EXERCISE DETAILS: The full set of lines below has to be duplicated exactly, with no picture kept.

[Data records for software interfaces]

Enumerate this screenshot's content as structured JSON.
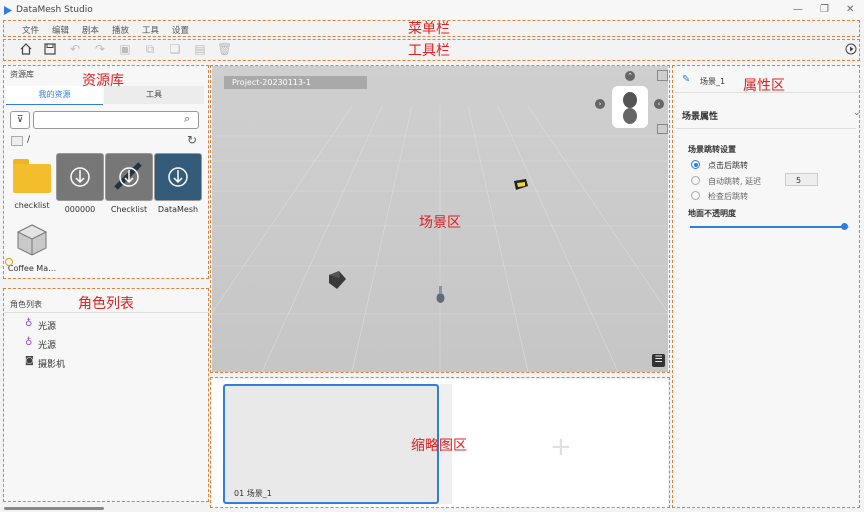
{
  "app": {
    "title": "DataMesh Studio"
  },
  "menu": [
    "文件",
    "编辑",
    "剧本",
    "播放",
    "工具",
    "设置"
  ],
  "annotations": {
    "menubar": "菜单栏",
    "toolbar": "工具栏",
    "asset_library": "资源库",
    "role_list": "角色列表",
    "scene_area": "场景区",
    "thumbnail_area": "缩略图区",
    "property_area": "属性区"
  },
  "assets_panel": {
    "header": "资源库",
    "tabs": [
      "我的资源",
      "工具"
    ],
    "path": "/",
    "items": [
      {
        "label": "checklist",
        "icon": "folder-icon"
      },
      {
        "label": "000000",
        "icon": "download-icon"
      },
      {
        "label": "Checklist",
        "icon": "download-icon"
      },
      {
        "label": "DataMesh",
        "icon": "download-icon"
      },
      {
        "label": "Coffee Ma…",
        "icon": "cube-icon"
      }
    ]
  },
  "roles_panel": {
    "header": "角色列表",
    "items": [
      {
        "label": "光源",
        "icon": "light-bulb-icon"
      },
      {
        "label": "光源",
        "icon": "light-bulb-icon"
      },
      {
        "label": "摄影机",
        "icon": "camera-icon"
      }
    ]
  },
  "scene": {
    "project_name": "Project-20230113-1"
  },
  "thumbnails": {
    "scene_label": "01  场景_1"
  },
  "properties": {
    "scene_name": "场景_1",
    "section_title": "场景属性",
    "jump_settings_title": "场景跳转设置",
    "options": [
      "点击后跳转",
      "自动跳转, 延迟",
      "检查后跳转"
    ],
    "selected_option": 0,
    "delay_value": "5",
    "opacity_label": "地面不透明度",
    "opacity_value": 0.97
  },
  "colors": {
    "accent": "#2f7de1",
    "annotation": "#e02020",
    "dashed_border": "#d9823b"
  }
}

YOUR SOLUTION:
Enumerate this screenshot's content as structured JSON.
{
  "app": {
    "title": "DataMesh Studio"
  },
  "menu": [
    "文件",
    "编辑",
    "剧本",
    "播放",
    "工具",
    "设置"
  ],
  "annotations": {
    "menubar": "菜单栏",
    "toolbar": "工具栏",
    "asset_library": "资源库",
    "role_list": "角色列表",
    "scene_area": "场景区",
    "thumbnail_area": "缩略图区",
    "property_area": "属性区"
  },
  "assets_panel": {
    "header": "资源库",
    "tabs": [
      "我的资源",
      "工具"
    ],
    "path": "/",
    "items": [
      {
        "label": "checklist",
        "icon": "folder-icon"
      },
      {
        "label": "000000",
        "icon": "download-icon"
      },
      {
        "label": "Checklist",
        "icon": "download-icon"
      },
      {
        "label": "DataMesh",
        "icon": "download-icon"
      },
      {
        "label": "Coffee Ma…",
        "icon": "cube-icon"
      }
    ]
  },
  "roles_panel": {
    "header": "角色列表",
    "items": [
      {
        "label": "光源",
        "icon": "light-bulb-icon"
      },
      {
        "label": "光源",
        "icon": "light-bulb-icon"
      },
      {
        "label": "摄影机",
        "icon": "camera-icon"
      }
    ]
  },
  "scene": {
    "project_name": "Project-20230113-1"
  },
  "thumbnails": {
    "scene_label": "01  场景_1"
  },
  "properties": {
    "scene_name": "场景_1",
    "section_title": "场景属性",
    "jump_settings_title": "场景跳转设置",
    "options": [
      "点击后跳转",
      "自动跳转, 延迟",
      "检查后跳转"
    ],
    "selected_option": 0,
    "delay_value": "5",
    "opacity_label": "地面不透明度",
    "opacity_value": 0.97
  },
  "colors": {
    "accent": "#2f7de1",
    "annotation": "#e02020",
    "dashed_border": "#d9823b"
  }
}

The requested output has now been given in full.